To summarise, when discussing your skills relate them to situations where you have used these as opposed to just stating that you possess them.
- Problem Solvers;
- Team Work;
- Interpersonal skills.
Remember: The purpose of education is to make good human beings with skill and expertise.
#6: Leaving a good impression
You locked in a job interview! Congratulations, you are one step closer to landing your first gig in the construction industry. Even though you’ve probably spent the last four years wearing trackies and thongs to lectures, in the real world, shoes are not an option but a necessity. First impressions are essential so make sure you dress professionally.
Be prepared mentally for the interview. Arrive early and bring your CV in hard copy as well as your degree and academic transcripts. If you have referees, bring them too. Best to have it with you to show them you are ready and prepared. Most employers will expect you to have some understanding of the industry and current trends, as well as the basic skills required for the job. Know the business and the role you’re applying for inside and out.
One last thing. Be humble, be down to earth and leave salary expectations at the door. You need to reassure your prospective employer that you want to learn, work hard and earn your way.
- Dress professionally and arrive on time;
- Prepare for the interview - bring your CV and related documents;
- Have a positive mindset and don't be cocky.
Remember: ’20s is for learning, ’30s is for earning!
#7: Hang tough
No matter how many ‘no’ answers, knockbacks and ghostings you are getting, remain resilient. Don’t let rejection deflate your confidence. Be proactive, positive and enthusiastic. Continue to hang tough. Looking for a job is a job. It’s full time, its persistence. You must embody grit, which is one of our core values at Talentscope. Grit = Passion, Perseverance and Discipline. You will require all of this during your search and after if you wish to advance your career.
You may not get your dream job a month out of university so don’t be hard on yourself.

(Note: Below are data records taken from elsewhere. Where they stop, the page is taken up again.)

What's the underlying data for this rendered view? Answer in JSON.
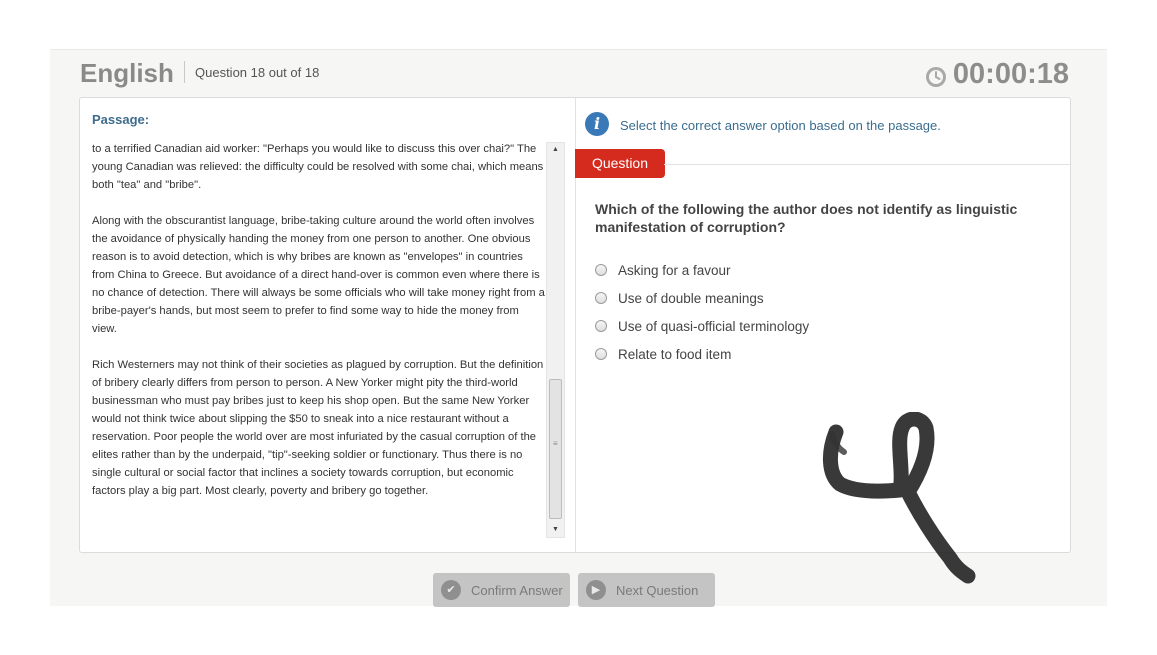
{
  "header": {
    "subject": "English",
    "question_counter": "Question 18 out of 18",
    "timer": "00:00:18"
  },
  "passage": {
    "label": "Passage:",
    "paragraphs": [
      "to a terrified Canadian aid worker: \"Perhaps you would like to discuss this over chai?\" The young Canadian was relieved: the difficulty could be resolved with some chai, which means both \"tea\" and \"bribe\".",
      "Along with the obscurantist language, bribe-taking culture around the world often involves the avoidance of physically handing the money from one person to another. One obvious reason is to avoid detection, which is why bribes are known as \"envelopes\" in countries from China to Greece. But avoidance of a direct hand-over is common even where there is no chance of detection. There will always be some officials who will take money right from a bribe-payer's hands, but most seem to prefer to find some way to hide the money from view.",
      "Rich Westerners may not think of their societies as plagued by corruption. But the definition of bribery clearly differs from person to person. A New Yorker might pity the third-world businessman who must pay bribes just to keep his shop open. But the same New Yorker would not think twice about slipping the $50 to sneak into a nice restaurant without a reservation. Poor people the world over are most infuriated by the casual corruption of the elites rather than by the underpaid, \"tip\"-seeking soldier or functionary. Thus there is no single cultural or social factor that inclines a society towards corruption, but economic factors play a big part. Most clearly, poverty and bribery go together."
    ]
  },
  "instruction": "Select the correct answer option based on the passage.",
  "question": {
    "tab_label": "Question",
    "text": "Which of the following the author does not identify as linguistic manifestation of corruption?",
    "options": [
      "Asking for a favour",
      "Use of double meanings",
      "Use of quasi-official terminology",
      "Relate to food item"
    ]
  },
  "buttons": {
    "confirm": "Confirm Answer",
    "next": "Next Question"
  },
  "icons": {
    "timer": "clock-icon",
    "info": "info-icon",
    "confirm": "check-icon",
    "next": "play-icon"
  },
  "colors": {
    "accent_red": "#d52b1e",
    "info_blue": "#3a79b7",
    "label_blue": "#3f6c8d",
    "button_gray": "#c4c4c4"
  }
}
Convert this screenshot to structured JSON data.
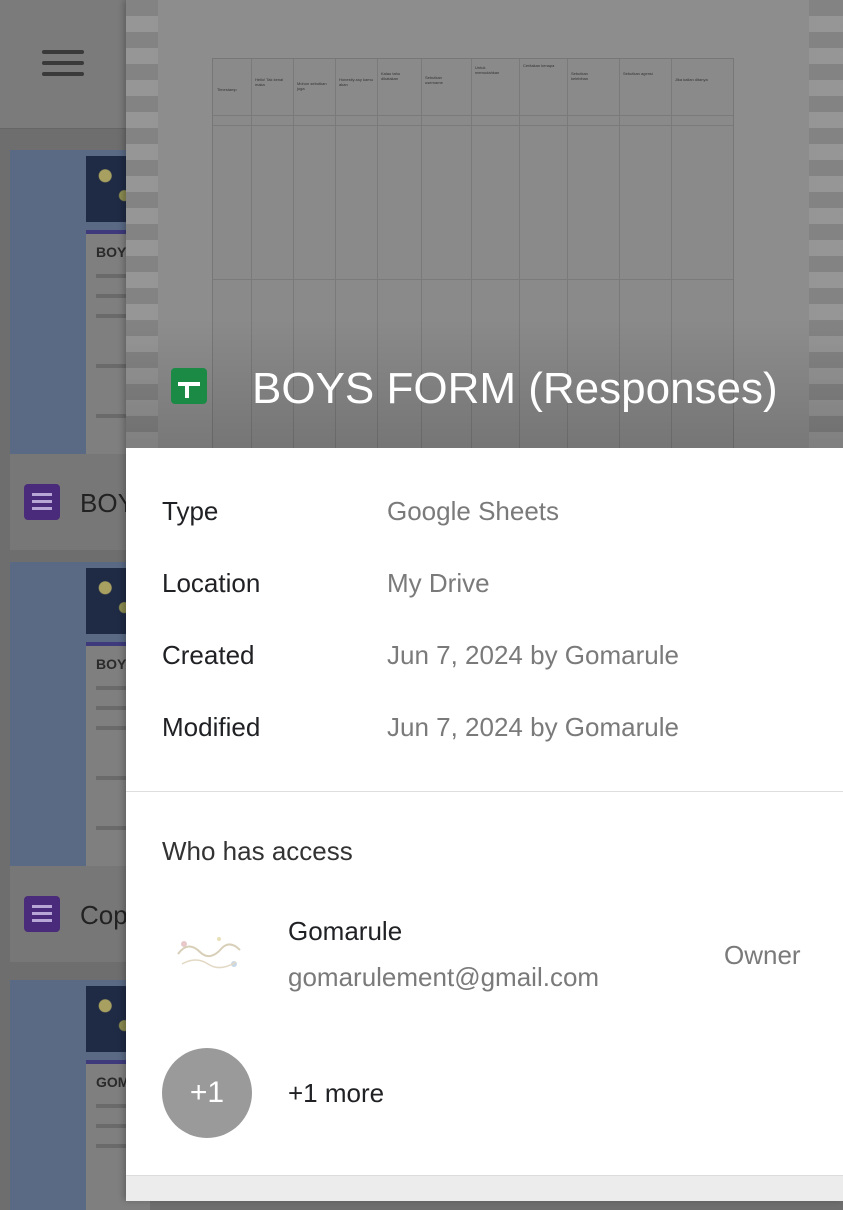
{
  "background": {
    "cards": [
      {
        "name": "BOY",
        "thumb_title": "BOYS"
      },
      {
        "name": "Cop",
        "thumb_title": "BOYS"
      },
      {
        "name": "",
        "thumb_title": "GOM"
      }
    ]
  },
  "details": {
    "file_title": "BOYS FORM (Responses)",
    "file_icon": "google-sheets-icon",
    "properties": [
      {
        "label": "Type",
        "value": "Google Sheets"
      },
      {
        "label": "Location",
        "value": "My Drive"
      },
      {
        "label": "Created",
        "value": "Jun 7, 2024 by Gomarule"
      },
      {
        "label": "Modified",
        "value": "Jun 7, 2024 by Gomarule"
      }
    ],
    "access": {
      "heading": "Who has access",
      "owner": {
        "name": "Gomarule",
        "email": "gomarulement@gmail.com",
        "role": "Owner"
      },
      "more": {
        "badge": "+1",
        "label": "+1 more"
      }
    }
  },
  "colors": {
    "sheets_green": "#1a8a45",
    "forms_purple": "#4a2a7a"
  }
}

You may have to settle for something unexpected, but don’t give up. You never know what might be around the corner.
- Be proactive, positive and enthusiastic;
- Find your grit;
- Don’t be too hard on yourself.